(CN) – The 4th Circuit rejected a West Virginia agency’s attempts to avoid Clean Water Act permitting requirements as it reclaimed abandoned coal mines.
Coal mining contaminates water by releasing substances such as iron and manganese, which lower pH and make water excessively acidic. This acidic water can be neutralized through an expensive process of mechanically increasing the pH balance.
For this reason, mining companies must post bonds, which can be forfeited for the purpose of reclaiming a mining site.

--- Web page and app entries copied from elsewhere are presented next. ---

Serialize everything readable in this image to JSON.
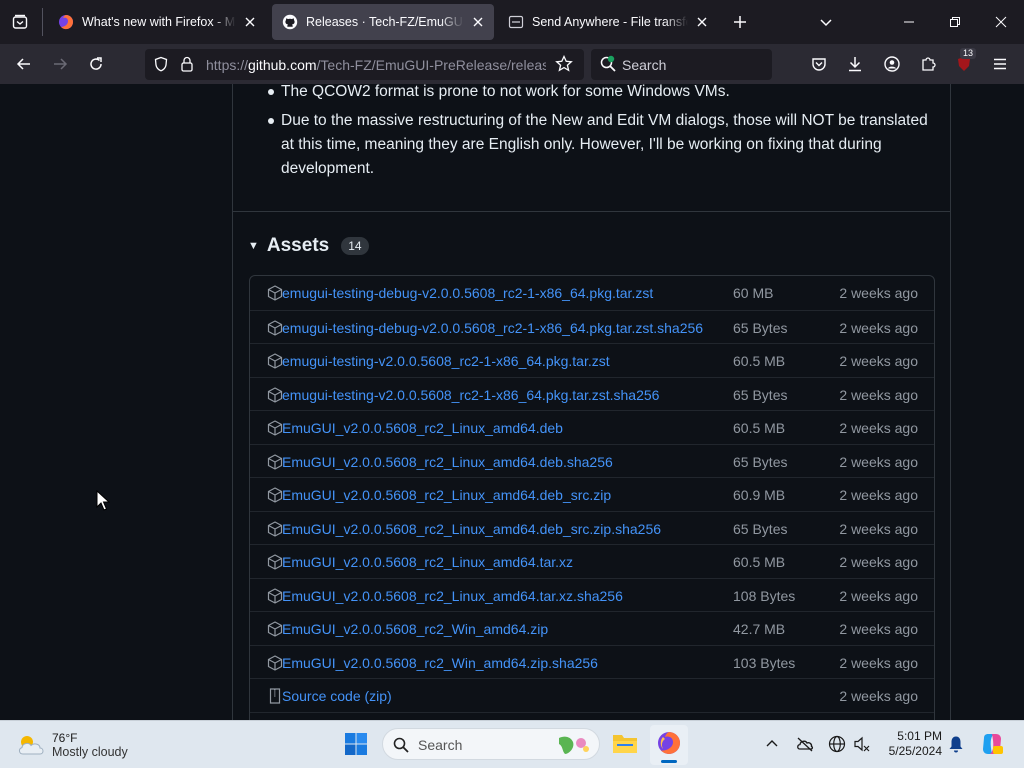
{
  "browser": {
    "tabs": [
      {
        "title": "What's new with Firefox - More",
        "icon": "firefox-icon",
        "active": false
      },
      {
        "title": "Releases · Tech-FZ/EmuGUI-PreRelease",
        "icon": "github-icon",
        "active": true
      },
      {
        "title": "Send Anywhere - File transfer",
        "icon": "send-anywhere-icon",
        "active": false
      }
    ],
    "url": {
      "scheme": "https://",
      "host": "github.com",
      "path": "/Tech-FZ/EmuGUI-PreRelease/releases"
    },
    "search_placeholder": "Search",
    "extension_badge": "13"
  },
  "release": {
    "notes": [
      "The QCOW2 format is prone to not work for some Windows VMs.",
      "Due to the massive restructuring of the New and Edit VM dialogs, those will NOT be translated at this time, meaning they are English only. However, I'll be working on fixing that during development."
    ],
    "assets_title": "Assets",
    "assets_count": "14",
    "assets": [
      {
        "name": "emugui-testing-debug-v2.0.0.5608_rc2-1-x86_64.pkg.tar.zst",
        "size": "60 MB",
        "date": "2 weeks ago"
      },
      {
        "name": "emugui-testing-debug-v2.0.0.5608_rc2-1-x86_64.pkg.tar.zst.sha256",
        "size": "65 Bytes",
        "date": "2 weeks ago"
      },
      {
        "name": "emugui-testing-v2.0.0.5608_rc2-1-x86_64.pkg.tar.zst",
        "size": "60.5 MB",
        "date": "2 weeks ago"
      },
      {
        "name": "emugui-testing-v2.0.0.5608_rc2-1-x86_64.pkg.tar.zst.sha256",
        "size": "65 Bytes",
        "date": "2 weeks ago"
      },
      {
        "name": "EmuGUI_v2.0.0.5608_rc2_Linux_amd64.deb",
        "size": "60.5 MB",
        "date": "2 weeks ago"
      },
      {
        "name": "EmuGUI_v2.0.0.5608_rc2_Linux_amd64.deb.sha256",
        "size": "65 Bytes",
        "date": "2 weeks ago"
      },
      {
        "name": "EmuGUI_v2.0.0.5608_rc2_Linux_amd64.deb_src.zip",
        "size": "60.9 MB",
        "date": "2 weeks ago"
      },
      {
        "name": "EmuGUI_v2.0.0.5608_rc2_Linux_amd64.deb_src.zip.sha256",
        "size": "65 Bytes",
        "date": "2 weeks ago"
      },
      {
        "name": "EmuGUI_v2.0.0.5608_rc2_Linux_amd64.tar.xz",
        "size": "60.5 MB",
        "date": "2 weeks ago"
      },
      {
        "name": "EmuGUI_v2.0.0.5608_rc2_Linux_amd64.tar.xz.sha256",
        "size": "108 Bytes",
        "date": "2 weeks ago"
      },
      {
        "name": "EmuGUI_v2.0.0.5608_rc2_Win_amd64.zip",
        "size": "42.7 MB",
        "date": "2 weeks ago"
      },
      {
        "name": "EmuGUI_v2.0.0.5608_rc2_Win_amd64.zip.sha256",
        "size": "103 Bytes",
        "date": "2 weeks ago"
      }
    ],
    "source_code": {
      "label": "Source code",
      "format": "(zip)",
      "date": "2 weeks ago"
    }
  },
  "taskbar": {
    "weather_temp": "76°F",
    "weather_cond": "Mostly cloudy",
    "search_label": "Search",
    "time": "5:01 PM",
    "date": "5/25/2024"
  },
  "colors": {
    "page_bg": "#0d1117",
    "link": "#4493f8",
    "muted": "#9198a1",
    "border": "#30363d"
  }
}
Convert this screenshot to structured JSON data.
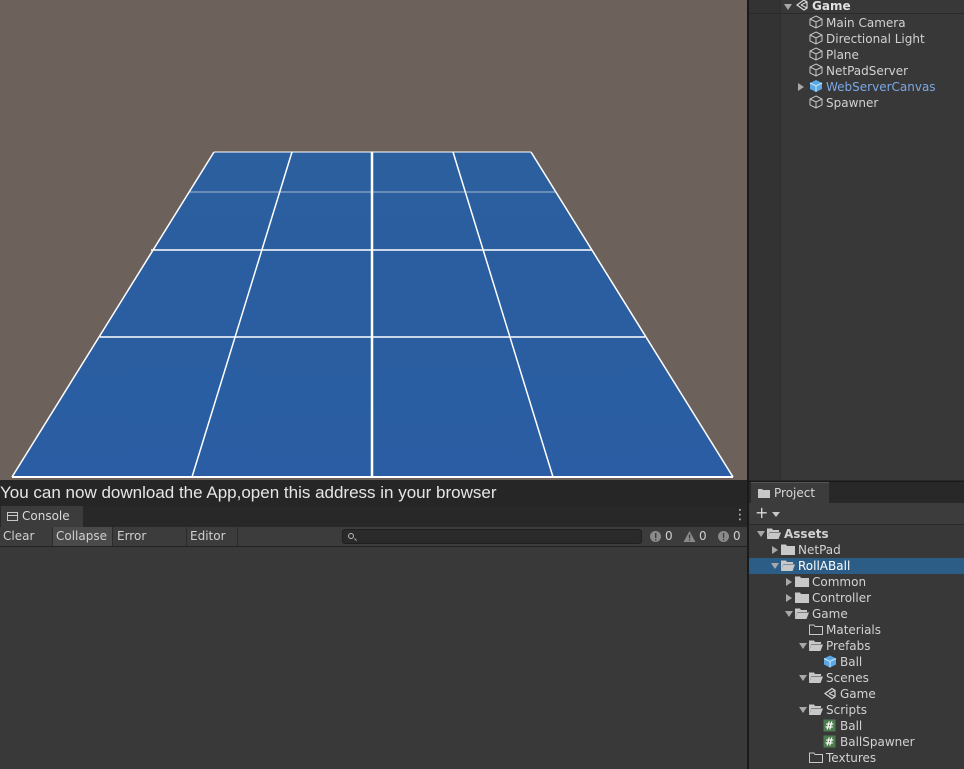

The West Virginia Highlands Conservancy and another group sought bond forfeit for 18 coal mining sites in northern West Virginia. The West Virginia Department of Environmental Protection refused to get permits, despite acknowledging ongoing pollution at these sites.
The department argued that the permitting system applied to only new discharges, not to cleaning up pollution from coal companies that operated mines at the site.
“The statute takes the water’s point of view: Water is indifferent about who initially polluted it so long as pollution continues to occur,” Judge J. Harvie Wilkinson wrote for the three-judge panel.
Because the state runs its own permitting system under the Clean Water Act, it argued that it would be “absurd” for the agency to apply for permits, and then police its own inevitable violations.
The federal appeals court in Richmond, Va., agreed with the trial court that the plain language of the Clean Water Act requires any entity discharging pollution to obtain permits.
“We take the statute as it is, not as [the department] wishes it would be,” Wilkinson wrote for the unanimous panel. “We are not in the business of rewriting laws whenever parties allege it is difficult to comply with them.
“Exempting the state … risks sending the wrong message to mining companies: don’t bother complying with the permits, because the state won’t either,” Wilkinson concluded.
The appellate court upheld an injunction requiring the state agency to apply for permits. To date, the agency has issued draft permits, on which the EPA has commented. Final permits should be completed by mid-January of next year.